Phil Stevens (IUB), $446,119 from the National Science Foundation to study the chemistry of the hydroxyl (OH) radical in the atmosphere. The OH radical plays a central role in the chemistry of the atmosphere, as it controls the lifetime of methane and other trace gases important to issues of global climate change. In addition, the OH radical initiates the oxidation of volatile organic compounds in the atmosphere that lead to the production of ozone and secondary organic aerosols, the primary components of photochemical smog. This study will focus on measurements in different forest environments to help to improve our understanding of the chemistry of biogenic emissions, their impact on ozone and aerosol formation, and how this chemistry will change with future climate change.
Thomas D. Stucky (IUPUI), $405,450 (2011-2013) from the Indiana Criminal Justice Institute (ICJI) to help improve the effectiveness of state–funded criminal justice initiatives. The two–year project will look at programs financed by ten federal funding streams overseen by ICJI, examine relevant research, and identify the characteristics of programs that work best. The project will also identify gaps in available data that limit the state’s ability to make evidence–based criminal justice decisions. When complete, this project will ensure that the state’s allocation of criminal justice dollars is sound and based on cutting–edge research.

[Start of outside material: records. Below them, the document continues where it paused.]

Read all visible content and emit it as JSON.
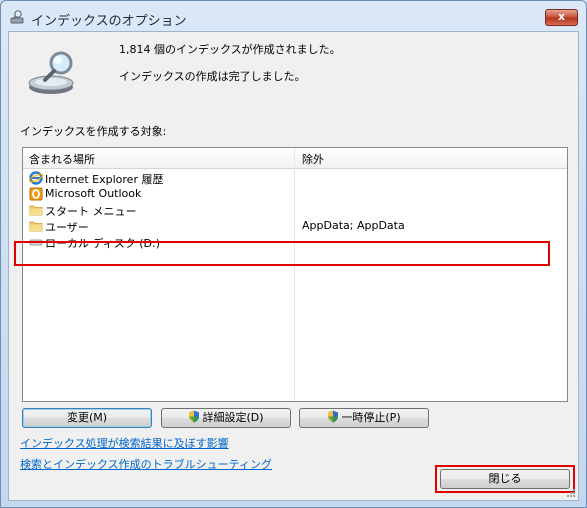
{
  "window": {
    "title": "インデックスのオプション",
    "close_glyph": "x"
  },
  "status": {
    "line1": "1,814 個のインデックスが作成されました。",
    "line2": "インデックスの作成は完了しました。"
  },
  "section_label": "インデックスを作成する対象:",
  "list": {
    "columns": [
      "含まれる場所",
      "除外"
    ],
    "rows": [
      {
        "icon": "internet-explorer-icon",
        "name": "Internet Explorer 履歴",
        "exclude": ""
      },
      {
        "icon": "outlook-icon",
        "name": "Microsoft Outlook",
        "exclude": ""
      },
      {
        "icon": "folder-icon",
        "name": "スタート メニュー",
        "exclude": ""
      },
      {
        "icon": "folder-icon",
        "name": "ユーザー",
        "exclude": "AppData; AppData"
      },
      {
        "icon": "drive-icon",
        "name": "ローカル ディスク (D:)",
        "exclude": ""
      }
    ]
  },
  "buttons": {
    "modify": "変更(M)",
    "advanced": "詳細設定(D)",
    "pause": "一時停止(P)",
    "close": "閉じる"
  },
  "links": {
    "effect": "インデックス処理が検索結果に及ぼす影響",
    "troubleshoot": "検索とインデックス作成のトラブルシューティング"
  },
  "colors": {
    "highlight": "#e00000",
    "link": "#0066cc"
  }
}
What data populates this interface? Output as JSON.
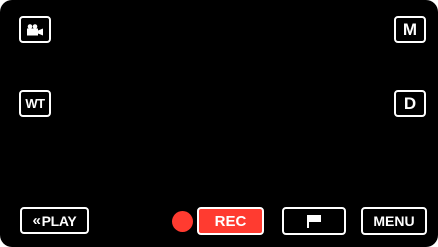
{
  "top_left": {
    "icon": "movie-camera-icon"
  },
  "zoom": {
    "label": "WT"
  },
  "mode": {
    "label": "M"
  },
  "display": {
    "label": "D"
  },
  "playback": {
    "label": "PLAY",
    "icon": "double-chevron-left-icon"
  },
  "record": {
    "label": "REC",
    "indicator_color": "#ff3b30",
    "button_color": "#ff3b30"
  },
  "flag": {
    "icon": "flag-icon"
  },
  "menu": {
    "label": "MENU"
  }
}
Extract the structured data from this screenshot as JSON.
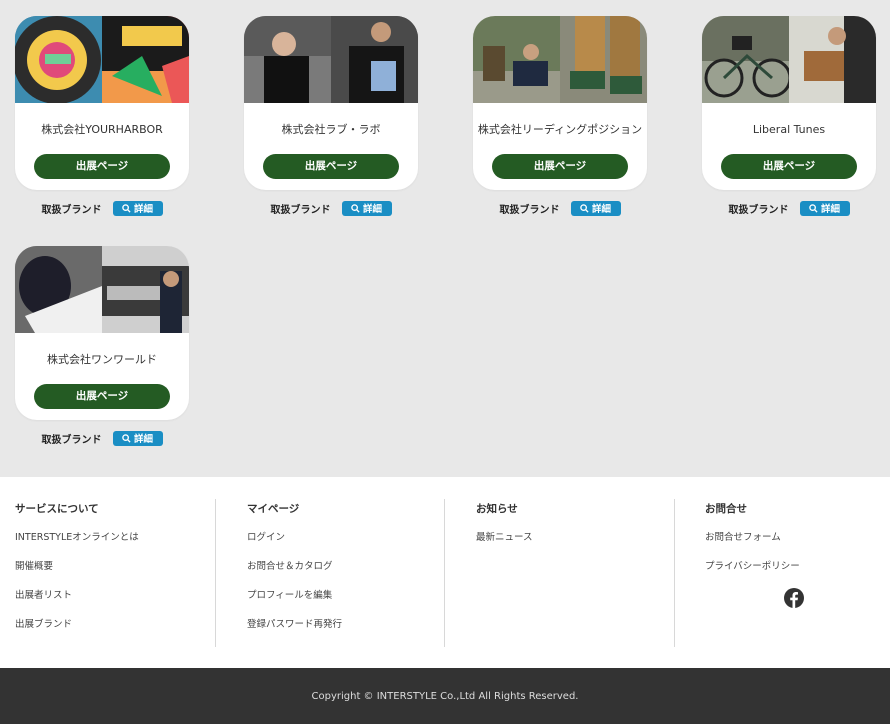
{
  "exhibitors": [
    {
      "name": "株式会社YOURHARBOR",
      "button": "出展ページ",
      "brand_label": "取扱ブランド",
      "detail": "詳細"
    },
    {
      "name": "株式会社ラブ・ラボ",
      "button": "出展ページ",
      "brand_label": "取扱ブランド",
      "detail": "詳細"
    },
    {
      "name": "株式会社リーディングポジション",
      "button": "出展ページ",
      "brand_label": "取扱ブランド",
      "detail": "詳細"
    },
    {
      "name": "Liberal Tunes",
      "button": "出展ページ",
      "brand_label": "取扱ブランド",
      "detail": "詳細"
    },
    {
      "name": "株式会社ワンワールド",
      "button": "出展ページ",
      "brand_label": "取扱ブランド",
      "detail": "詳細"
    }
  ],
  "footer": {
    "services": {
      "heading": "サービスについて",
      "links": [
        "INTERSTYLEオンラインとは",
        "開催概要",
        "出展者リスト",
        "出展ブランド"
      ]
    },
    "mypage": {
      "heading": "マイページ",
      "links": [
        "ログイン",
        "お問合せ＆カタログ",
        "プロフィールを編集",
        "登録パスワード再発行"
      ]
    },
    "news": {
      "heading": "お知らせ",
      "links": [
        "最新ニュース"
      ]
    },
    "contact": {
      "heading": "お問合せ",
      "links": [
        "お問合せフォーム",
        "プライバシーポリシー"
      ]
    },
    "social_icon": "facebook-icon"
  },
  "copyright": "Copyright © INTERSTYLE Co.,Ltd All Rights Reserved.",
  "colors": {
    "page_bg": "#e8e8e8",
    "button_green": "#245b23",
    "detail_blue": "#1a8ec4",
    "footer_dark": "#333333"
  }
}
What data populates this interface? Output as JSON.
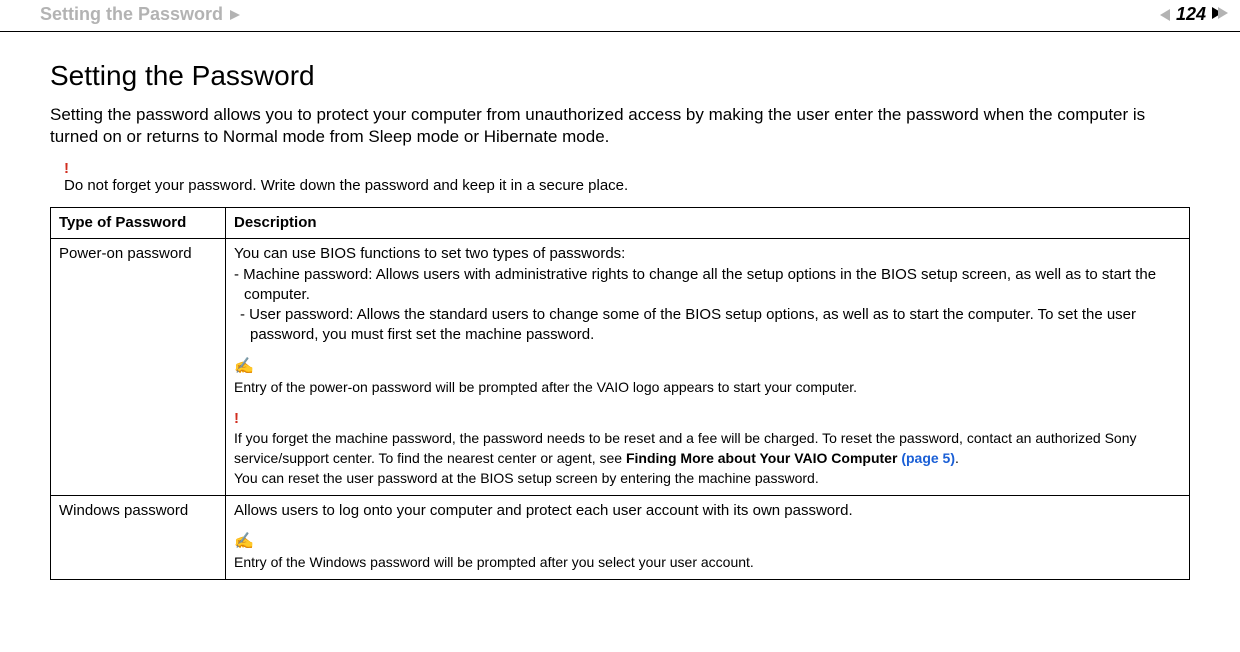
{
  "header": {
    "breadcrumb": "Setting the Password",
    "page_number": "124"
  },
  "title": "Setting the Password",
  "intro": "Setting the password allows you to protect your computer from unauthorized access by making the user enter the password when the computer is turned on or returns to Normal mode from Sleep mode or Hibernate mode.",
  "warning_mark": "!",
  "warning_text": "Do not forget your password. Write down the password and keep it in a secure place.",
  "table": {
    "headers": {
      "type": "Type of Password",
      "desc": "Description"
    },
    "rows": {
      "poweron": {
        "type": "Power-on password",
        "intro": "You can use BIOS functions to set two types of passwords:",
        "b1": "- Machine password: Allows users with administrative rights to change all the setup options in the BIOS setup screen, as well as to start the computer.",
        "b2": "- User password: Allows the standard users to change some of the BIOS setup options, as well as to start the computer. To set the user password, you must first set the machine password.",
        "note_icon": "✍",
        "note": "Entry of the power-on password will be prompted after the VAIO logo appears to start your computer.",
        "warn_mark": "!",
        "warn1a": "If you forget the machine password, the password needs to be reset and a fee will be charged. To reset the password, contact an authorized Sony service/support center. To find the nearest center or agent, see ",
        "warn1b_bold": "Finding More about Your VAIO Computer ",
        "warn1b_link": "(page 5)",
        "warn1c": ".",
        "warn2": "You can reset the user password at the BIOS setup screen by entering the machine password."
      },
      "windows": {
        "type": "Windows password",
        "desc": "Allows users to log onto your computer and protect each user account with its own password.",
        "note_icon": "✍",
        "note": "Entry of the Windows password will be prompted after you select your user account."
      }
    }
  }
}
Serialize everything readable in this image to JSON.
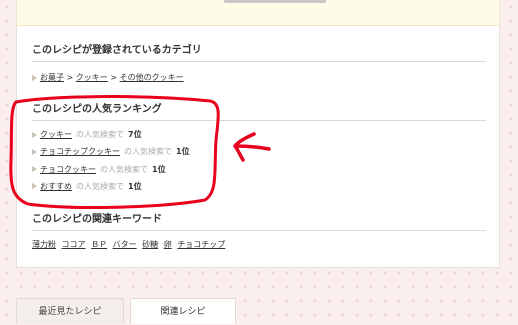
{
  "category_section": {
    "title": "このレシピが登録されているカテゴリ",
    "breadcrumbs": [
      "お菓子",
      "クッキー",
      "その他のクッキー"
    ],
    "separator": ">"
  },
  "ranking_section": {
    "title": "このレシピの人気ランキング",
    "rows": [
      {
        "name": "クッキー",
        "middle": "の人気検索で",
        "rank": "7位"
      },
      {
        "name": "チョコチップクッキー",
        "middle": "の人気検索で",
        "rank": "1位"
      },
      {
        "name": "チョコクッキー",
        "middle": "の人気検索で",
        "rank": "1位"
      },
      {
        "name": "おすすめ",
        "middle": "の人気検索で",
        "rank": "1位"
      }
    ]
  },
  "keyword_section": {
    "title": "このレシピの関連キーワード",
    "keywords": [
      "薄力粉",
      "ココア",
      "ＢＰ",
      "バター",
      "砂糖",
      "卵",
      "チョコチップ"
    ]
  },
  "tabs": {
    "recent": "最近見たレシピ",
    "related": "関連レシピ"
  },
  "annotation_color": "#e8001c"
}
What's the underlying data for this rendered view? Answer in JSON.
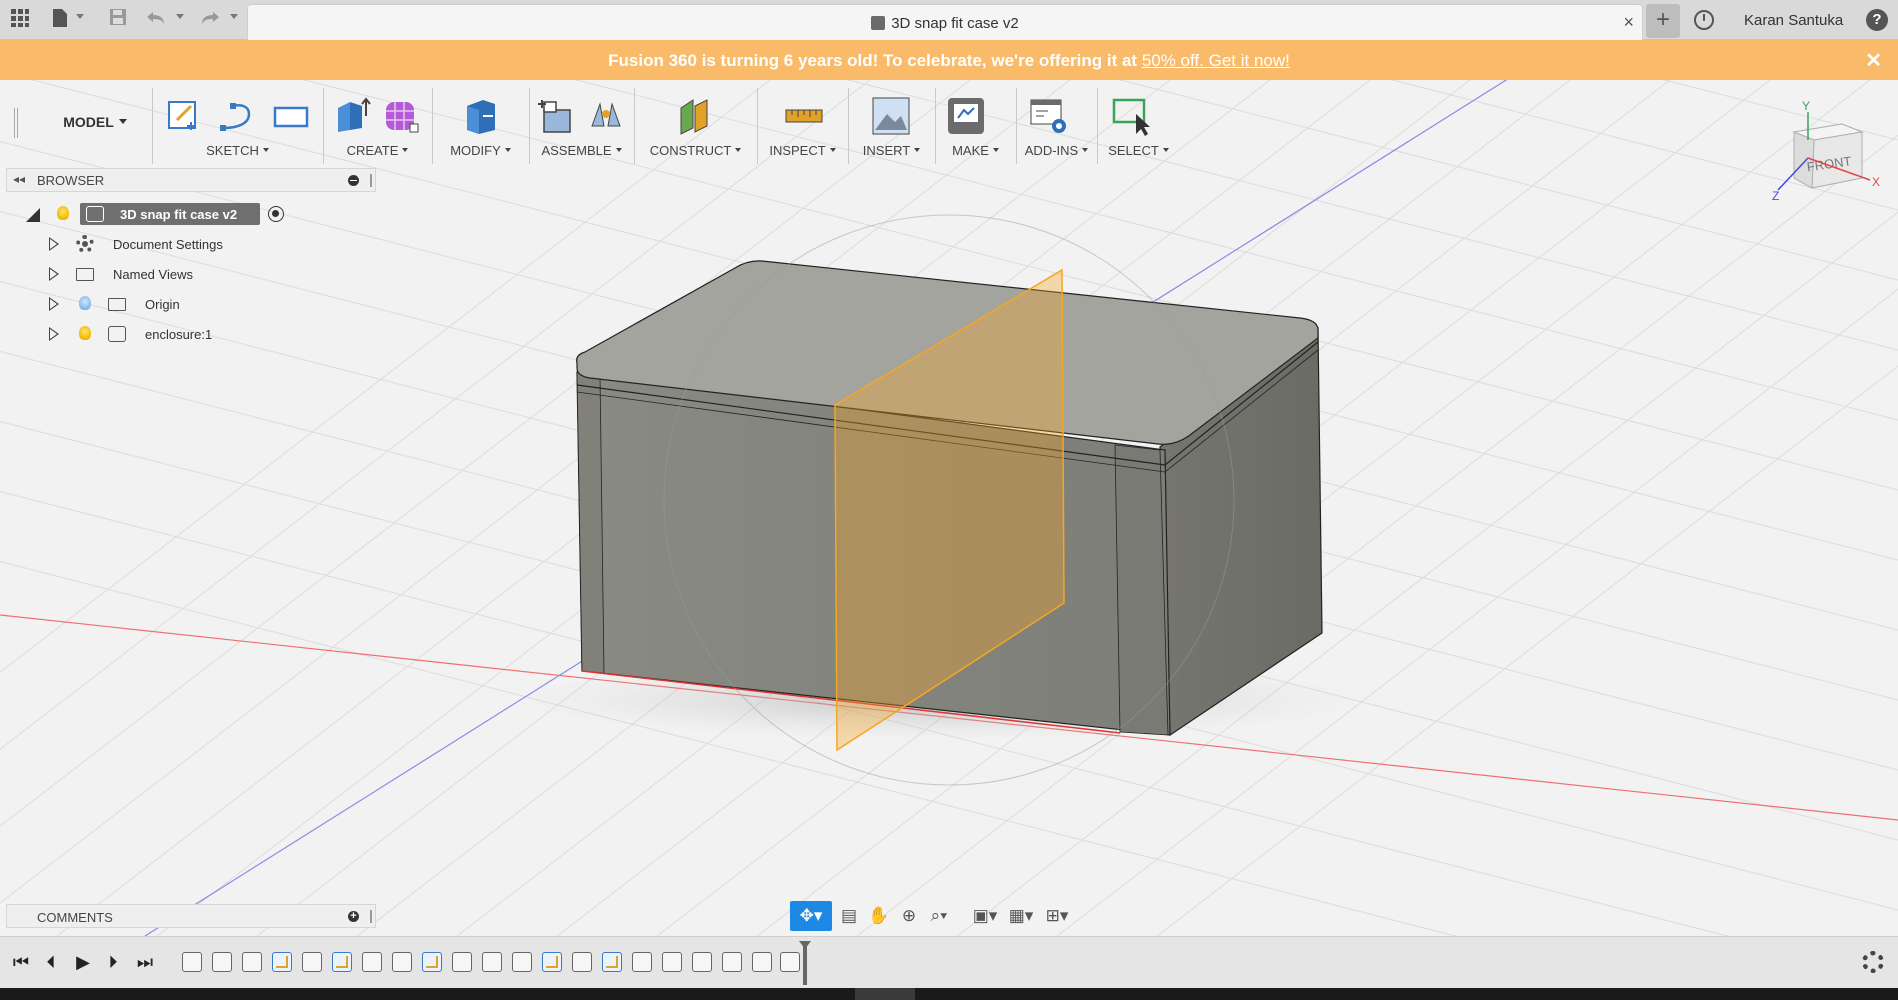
{
  "titlebar": {
    "doc_title": "3D snap fit case v2",
    "user_name": "Karan Santuka",
    "help_glyph": "?",
    "new_tab_glyph": "+",
    "close_glyph": "×"
  },
  "banner": {
    "message": "Fusion 360 is turning 6 years old! To celebrate, we're offering it at ",
    "link_text": "50% off. Get it now!",
    "close_glyph": "✕",
    "color": "#f9bb6a"
  },
  "toolbar": {
    "workspace": "MODEL",
    "groups": [
      {
        "label": "SKETCH"
      },
      {
        "label": "CREATE"
      },
      {
        "label": "MODIFY"
      },
      {
        "label": "ASSEMBLE"
      },
      {
        "label": "CONSTRUCT"
      },
      {
        "label": "INSPECT"
      },
      {
        "label": "INSERT"
      },
      {
        "label": "MAKE"
      },
      {
        "label": "ADD-INS"
      },
      {
        "label": "SELECT"
      }
    ]
  },
  "browser": {
    "title": "BROWSER",
    "root": "3D snap fit case v2",
    "items": [
      {
        "label": "Document Settings",
        "icon": "gear-icon"
      },
      {
        "label": "Named Views",
        "icon": "folder-icon"
      },
      {
        "label": "Origin",
        "icon": "folder-icon"
      },
      {
        "label": "enclosure:1",
        "icon": "component-icon"
      }
    ]
  },
  "viewcube": {
    "face": "FRONT",
    "axis_x": "X",
    "axis_y": "Y",
    "axis_z": "Z"
  },
  "comments": {
    "title": "COMMENTS"
  },
  "colors": {
    "accent": "#1e88e5",
    "plane": "#f5a623",
    "body": "#8a8a85"
  }
}
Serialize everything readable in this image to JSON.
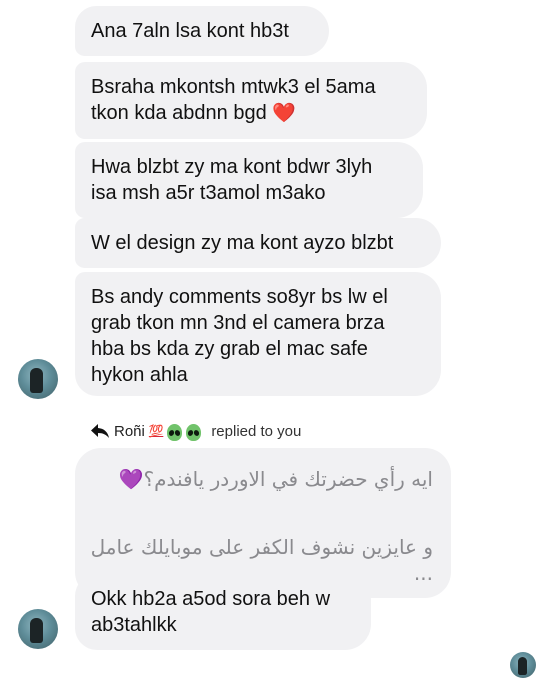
{
  "messages": [
    {
      "text": "Ana 7aln lsa kont hb3t"
    },
    {
      "text": "Bsraha mkontsh mtwk3 el 5ama\ntkon kda abdnn bgd ",
      "emoji": "❤️"
    },
    {
      "text": "Hwa blzbt zy ma kont bdwr 3lyh\nisa msh a5r t3amol m3ako"
    },
    {
      "text": "W el design zy ma kont ayzo blzbt"
    },
    {
      "text": "Bs andy comments so8yr bs lw el\ngrab tkon mn 3nd el camera brza\nhba bs kda zy grab el mac safe\nhykon ahla"
    }
  ],
  "reply": {
    "sender": "Roñi",
    "badge": "💯",
    "replied_label": "replied to you",
    "icons": [
      "reply-arrow-icon",
      "alien-icon",
      "alien-icon"
    ]
  },
  "quoted": {
    "line1": "ايه رأي حضرتك في الاوردر يافندم؟",
    "line1_emoji": "💜",
    "line2": "و عايزين نشوف الكفر على موبايلك عامل ..."
  },
  "reply_message": {
    "text": "Okk hb2a a5od sora beh w\nab3tahlkk"
  },
  "colors": {
    "bubble": "#f1f1f3",
    "text": "#111111",
    "quoted_text": "#8a8a8e"
  }
}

Anh Tran (IUB), $348,000 from the Vietnam International Education Development Department to continue the Vietnam Young Leader Awards (VYLA) program, a partnership between Indiana University and the Vietnam Ministry of Education and Training that involves sending outstanding Vietnamese civil servants to SPEA for a two–year Master of Public Affairs degree. The program includes classroom training and a summer experience in Washington, DC, New York, and Boston involving institutions including the World Bank, the International Monetary Fund, and the United Nations. This is the second year of the program, the only one that Vietnam has taken part in to specifically send young people to the US for training in public policy.